> **Requirement**
Whatever lies between the line that holds "What's the underlying" and the final line of the records below, both included, should be repeated exactly; leave out the pictures and add nothing.

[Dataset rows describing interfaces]
○ ○ ○ ○ ○

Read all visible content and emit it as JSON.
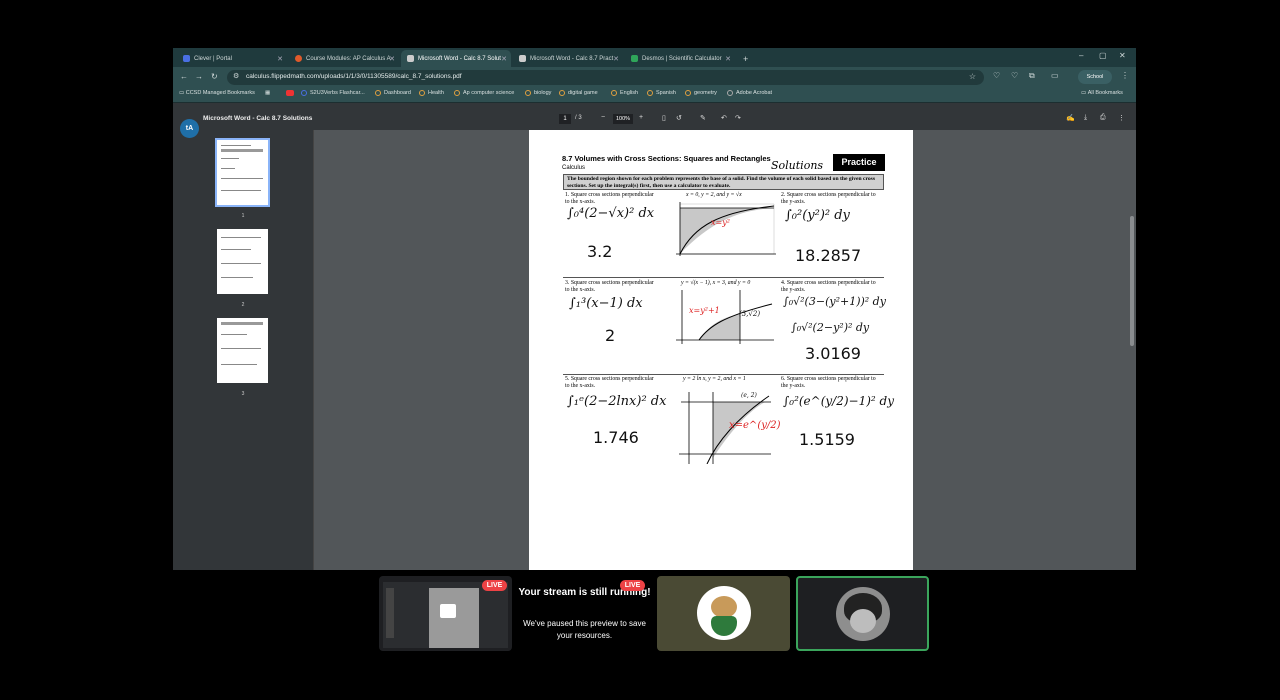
{
  "browser": {
    "tabs": [
      {
        "label": "Clever | Portal",
        "color": "#4a6fe3"
      },
      {
        "label": "Course Modules: AP Calculus A",
        "color": "#e05a2b"
      },
      {
        "label": "Microsoft Word - Calc 8.7 Solut",
        "color": "#cccccc",
        "active": true
      },
      {
        "label": "Microsoft Word - Calc 8.7 Pract",
        "color": "#cccccc"
      },
      {
        "label": "Desmos | Scientific Calculator",
        "color": "#2fa65a"
      }
    ],
    "new_tab": "+",
    "url": "calculus.flippedmath.com/uploads/1/1/3/0/11305589/calc_8.7_solutions.pdf",
    "profile_label": "School",
    "bookmarks": [
      "CCSD Managed Bookmarks",
      "S2U3Verbs Flashcar...",
      "Dashboard",
      "Health",
      "Ap computer science",
      "biology",
      "digital game",
      "English",
      "Spanish",
      "geometry",
      "Adobe Acrobat"
    ],
    "all_bookmarks": "All Bookmarks"
  },
  "pdf": {
    "title": "Microsoft Word - Calc 8.7 Solutions",
    "page_current": "1",
    "page_total": "/ 3",
    "zoom": "100%",
    "thumb_labels": [
      "1",
      "2",
      "3"
    ],
    "avatar_letters": "tA"
  },
  "doc": {
    "title": "8.7 Volumes with Cross Sections: Squares and Rectangles",
    "subtitle": "Calculus",
    "practice": "Practice",
    "solutions": "Solutions",
    "instructions": "The bounded region shown for each problem represents the base of a solid.  Find the volume of each solid based on the given cross sections.  Set up the integral(s) first, then use a calculator to evaluate.",
    "problems": [
      {
        "num": "1.",
        "text": "Square cross sections perpendicular to the x-axis.",
        "region": "x = 0, y = 2, and y = √x",
        "integral": "∫₀⁴(2−√x)² dx",
        "answer": "3.2"
      },
      {
        "num": "2.",
        "text": "Square cross sections perpendicular to the y-axis.",
        "integral": "∫₀²(y²)² dy",
        "answer": "18.2857",
        "note": "x=y²"
      },
      {
        "num": "3.",
        "text": "Square cross sections perpendicular to the x-axis.",
        "region": "y = √(x − 1), x = 3, and y = 0",
        "integral": "∫₁³(x−1) dx",
        "answer": "2",
        "note": "x=y²+1",
        "point": "(3,√2)"
      },
      {
        "num": "4.",
        "text": "Square cross sections perpendicular to the y-axis.",
        "integral": "∫₀√²(3−(y²+1))² dy",
        "integral2": "∫₀√²(2−y²)² dy",
        "answer": "3.0169"
      },
      {
        "num": "5.",
        "text": "Square cross sections perpendicular to the x-axis.",
        "region": "y = 2 ln x, y = 2, and x = 1",
        "integral": "∫₁ᵉ(2−2lnx)² dx",
        "answer": "1.746",
        "point": "(e, 2)",
        "note": "x=e^(y/2)"
      },
      {
        "num": "6.",
        "text": "Square cross sections perpendicular to the y-axis.",
        "integral": "∫₀²(e^(y/2)−1)² dy",
        "answer": "1.5159"
      }
    ]
  },
  "stream": {
    "live_label": "LIVE",
    "paused_title": "Your stream is still running!",
    "paused_sub": "We've paused this preview to save your resources."
  },
  "colors": {
    "tab_bg": "#1f3a3d",
    "toolbar_bg": "#2f4f51",
    "pdf_bg": "#525659",
    "live_red": "#ed4245",
    "speaker_border": "#3ba55c"
  }
}
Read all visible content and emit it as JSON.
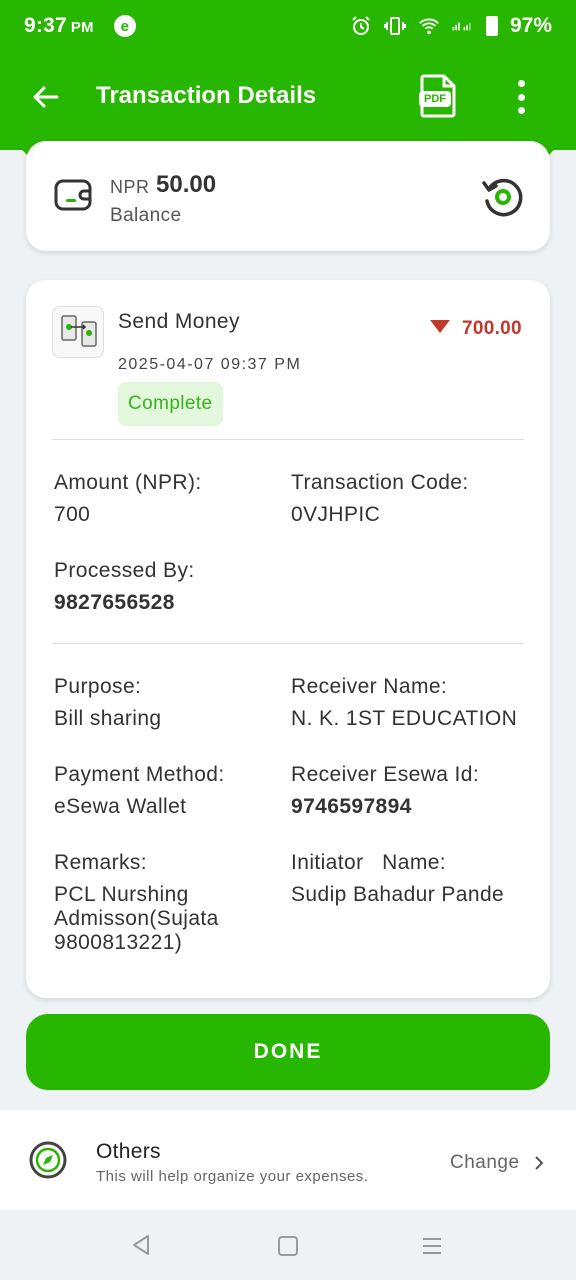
{
  "status_bar": {
    "time": "9:37",
    "time_suffix": "PM",
    "app_icon_letter": "e",
    "battery": "97%"
  },
  "app_bar": {
    "title": "Transaction Details",
    "pdf_icon_label": "PDF"
  },
  "balance": {
    "currency": "NPR",
    "amount": "50.00",
    "label": "Balance"
  },
  "transaction": {
    "service": "Send Money",
    "datetime": "2025-04-07 09:37 PM",
    "status": "Complete",
    "amount": "700.00",
    "fields": {
      "amount_label": "Amount (NPR):",
      "amount_value": "700",
      "code_label": "Transaction Code:",
      "code_value": "0VJHPIC",
      "processed_label": "Processed By:",
      "processed_value": "9827656528",
      "purpose_label": "Purpose:",
      "purpose_value": "Bill sharing",
      "receiver_name_label": "Receiver Name:",
      "receiver_name_value": "N. K. 1ST EDUCATION",
      "payment_method_label": "Payment Method:",
      "payment_method_value": "eSewa Wallet",
      "receiver_id_label": "Receiver Esewa Id:",
      "receiver_id_value": "9746597894",
      "remarks_label": "Remarks:",
      "remarks_value": "PCL Nurshing Admisson(Sujata 9800813221)",
      "initiator_label": "Initiator   Name:",
      "initiator_value": "Sudip Bahadur Pande"
    }
  },
  "done_button": "DONE",
  "category": {
    "title": "Others",
    "subtitle": "This will help organize your expenses.",
    "change_label": "Change"
  },
  "colors": {
    "brand_green": "#28b700",
    "debit_red": "#c0392b",
    "status_green": "#35b31a"
  }
}
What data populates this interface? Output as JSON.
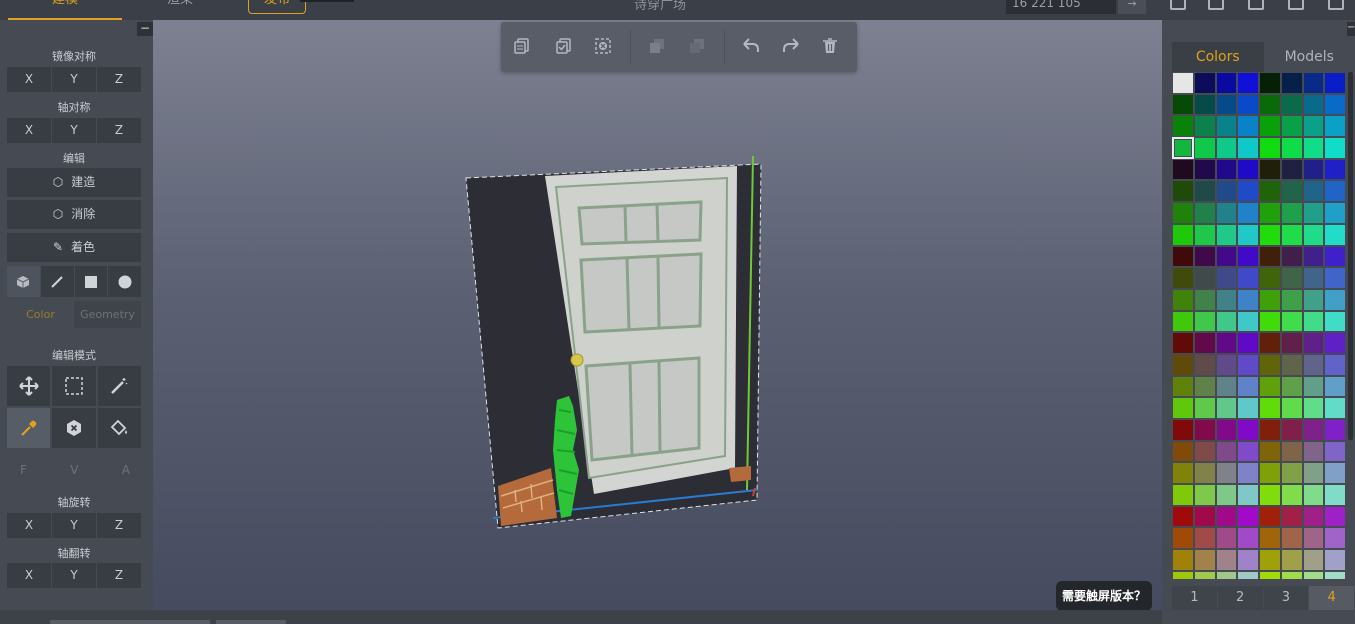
{
  "topbar": {
    "tabs": {
      "build": "建模",
      "render": "渲染",
      "publish": "发布"
    },
    "doc_title": "诗穿广场",
    "color_code": "16 221 105",
    "code_button": "→"
  },
  "left_panel": {
    "collapse": "−",
    "mirror_label": "镜像对称",
    "axis_sym_label": "轴对称",
    "edit_label": "编辑",
    "edit_buttons": {
      "build": "建造",
      "erase": "消除",
      "paint": "着色"
    },
    "subtabs": {
      "color": "Color",
      "geometry": "Geometry"
    },
    "edit_mode_label": "编辑模式",
    "fva": {
      "f": "F",
      "v": "V",
      "a": "A"
    },
    "axis_rot_label": "轴旋转",
    "axis_flip_label": "轴翻转",
    "axes": {
      "x": "X",
      "y": "Y",
      "z": "Z"
    }
  },
  "viewport": {
    "touch_prompt": "需要触屏版本？"
  },
  "right_panel": {
    "tabs": {
      "colors": "Colors",
      "models": "Models"
    },
    "collapse": "−",
    "pages": [
      "1",
      "2",
      "3",
      "4"
    ],
    "active_page": "4",
    "selected_color": "#13b63f"
  },
  "palette_rows": [
    [
      "#e6e6e6",
      "#0c0c5a",
      "#0a0aa0",
      "#1010d8",
      "#062006",
      "#06204a",
      "#0a2a8a",
      "#0a1ec8"
    ],
    [
      "#064a06",
      "#064a4a",
      "#064a8a",
      "#0a4ac8",
      "#0a6a0a",
      "#0a6a4a",
      "#0a6a8a",
      "#0a6ac8"
    ],
    [
      "#0a820a",
      "#0a824a",
      "#0a828a",
      "#0a82c8",
      "#0aa00a",
      "#0aa04a",
      "#0aa08a",
      "#0aa0c8"
    ],
    [
      "#13b63f",
      "#10c84a",
      "#10c88a",
      "#10c8c8",
      "#10dc10",
      "#10dc4a",
      "#10dc8a",
      "#10dcc8"
    ],
    [
      "#200a20",
      "#200a4a",
      "#200a8a",
      "#200ac8",
      "#20200a",
      "#202040",
      "#20208a",
      "#2020c8"
    ],
    [
      "#204a0a",
      "#204a4a",
      "#204a8a",
      "#204ac8",
      "#20640a",
      "#20644a",
      "#20648a",
      "#2064c8"
    ],
    [
      "#20820a",
      "#20824a",
      "#20828a",
      "#2082c8",
      "#20a00a",
      "#20a04a",
      "#20a08a",
      "#20a0c8"
    ],
    [
      "#20c80a",
      "#20c84a",
      "#20c88a",
      "#20c8c8",
      "#20dc0a",
      "#20dc4a",
      "#20dc8a",
      "#20dcc8"
    ],
    [
      "#400a0a",
      "#400a4a",
      "#400a8a",
      "#400ac8",
      "#40200a",
      "#40204a",
      "#40208a",
      "#4020c8"
    ],
    [
      "#404a0a",
      "#404a4a",
      "#404a8a",
      "#404ac8",
      "#40640a",
      "#40644a",
      "#40648a",
      "#4064c8"
    ],
    [
      "#40820a",
      "#40824a",
      "#40828a",
      "#4082c8",
      "#40a00a",
      "#40a04a",
      "#40a08a",
      "#40a0c8"
    ],
    [
      "#40c80a",
      "#40c84a",
      "#40c88a",
      "#40c8c8",
      "#40dc0a",
      "#40dc4a",
      "#40dc8a",
      "#40dcc8"
    ],
    [
      "#600a0a",
      "#600a4a",
      "#600a8a",
      "#600ac8",
      "#60200a",
      "#60204a",
      "#60208a",
      "#6020c8"
    ],
    [
      "#604a0a",
      "#604a4a",
      "#604a8a",
      "#604ac8",
      "#60640a",
      "#60644a",
      "#60648a",
      "#6064c8"
    ],
    [
      "#60820a",
      "#60824a",
      "#60828a",
      "#6082c8",
      "#60a00a",
      "#60a04a",
      "#60a08a",
      "#60a0c8"
    ],
    [
      "#60c80a",
      "#60c84a",
      "#60c88a",
      "#60c8c8",
      "#60dc0a",
      "#60dc4a",
      "#60dc8a",
      "#60dcc8"
    ],
    [
      "#800a0a",
      "#800a4a",
      "#800a8a",
      "#800ac8",
      "#80200a",
      "#80204a",
      "#80208a",
      "#8020c8"
    ],
    [
      "#804a0a",
      "#804a4a",
      "#804a8a",
      "#804ac8",
      "#80640a",
      "#80644a",
      "#80648a",
      "#8064c8"
    ],
    [
      "#80820a",
      "#80824a",
      "#80828a",
      "#8082c8",
      "#80a00a",
      "#80a04a",
      "#80a08a",
      "#80a0c8"
    ],
    [
      "#80c80a",
      "#80c84a",
      "#80c88a",
      "#80c8c8",
      "#80dc0a",
      "#80dc4a",
      "#80dc8a",
      "#80dcc8"
    ],
    [
      "#a00a0a",
      "#a00a4a",
      "#a00a8a",
      "#a00ac8",
      "#a0200a",
      "#a0204a",
      "#a0208a",
      "#a020c8"
    ],
    [
      "#a04a0a",
      "#a04a4a",
      "#a04a8a",
      "#a04ac8",
      "#a0640a",
      "#a0644a",
      "#a0648a",
      "#a064c8"
    ],
    [
      "#a0820a",
      "#a0824a",
      "#a0828a",
      "#a082c8",
      "#a0a00a",
      "#a0a04a",
      "#a0a08a",
      "#a0a0c8"
    ],
    [
      "#a0c80a",
      "#a0c84a",
      "#a0c88a",
      "#a0c8c8",
      "#a0dc0a",
      "#a0dc4a",
      "#a0dc8a",
      "#a0dcc8"
    ]
  ]
}
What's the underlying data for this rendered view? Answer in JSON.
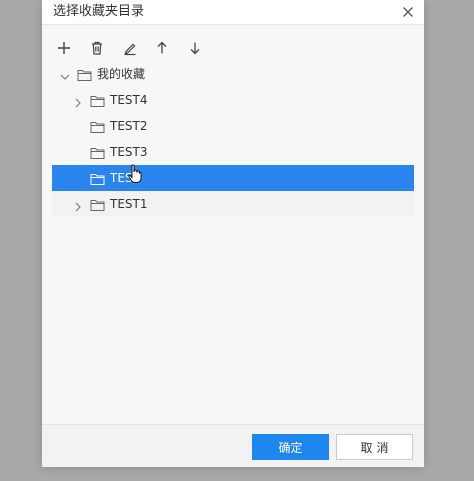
{
  "dialog": {
    "title": "选择收藏夹目录",
    "close_icon": "close-icon"
  },
  "toolbar": {
    "items": [
      {
        "name": "add-button",
        "icon": "plus-icon"
      },
      {
        "name": "delete-button",
        "icon": "trash-icon"
      },
      {
        "name": "rename-button",
        "icon": "pencil-icon"
      },
      {
        "name": "move-up-button",
        "icon": "arrow-up-icon"
      },
      {
        "name": "move-down-button",
        "icon": "arrow-down-icon"
      }
    ]
  },
  "tree": {
    "root": {
      "label": "我的收藏",
      "expanded": true
    },
    "items": [
      {
        "label": "TEST4",
        "has_children": true,
        "selected": false
      },
      {
        "label": "TEST2",
        "has_children": false,
        "selected": false
      },
      {
        "label": "TEST3",
        "has_children": false,
        "selected": false
      },
      {
        "label": "TEST",
        "has_children": false,
        "selected": true
      },
      {
        "label": "TEST1",
        "has_children": true,
        "selected": false
      }
    ]
  },
  "footer": {
    "ok_label": "确定",
    "cancel_label": "取消"
  },
  "colors": {
    "accent": "#2a86ee",
    "button_primary": "#1e86ef",
    "backdrop": "#a9a9a9"
  }
}
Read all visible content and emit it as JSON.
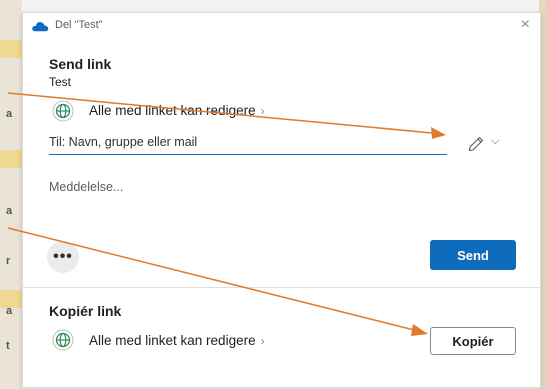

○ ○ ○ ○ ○

> **Task output**
What's the underlying data for this rendered view? Answer in JSON.
{
  "dialog": {
    "title": "选择收藏夹目录",
    "close_icon": "close-icon"
  },
  "toolbar": {
    "items": [
      {
        "name": "add-button",
        "icon": "plus-icon"
      },
      {
        "name": "delete-button",
        "icon": "trash-icon"
      },
      {
        "name": "rename-button",
        "icon": "pencil-icon"
      },
      {
        "name": "move-up-button",
        "icon": "arrow-up-icon"
      },
      {
        "name": "move-down-button",
        "icon": "arrow-down-icon"
      }
    ]
  },
  "tree": {
    "root": {
      "label": "我的收藏",
      "expanded": true
    },
    "items": [
      {
        "label": "TEST4",
        "has_children": true,
        "selected": false
      },
      {
        "label": "TEST2",
        "has_children": false,
        "selected": false
      },
      {
        "label": "TEST3",
        "has_children": false,
        "selected": false
      },
      {
        "label": "TEST",
        "has_children": false,
        "selected": true
      },
      {
        "label": "TEST1",
        "has_children": true,
        "selected": false
      }
    ]
  },
  "footer": {
    "ok_label": "确定",
    "cancel_label": "取消"
  },
  "colors": {
    "accent": "#2a86ee",
    "button_primary": "#1e86ef",
    "backdrop": "#a9a9a9"
  }
}
Read all visible content and emit it as JSON.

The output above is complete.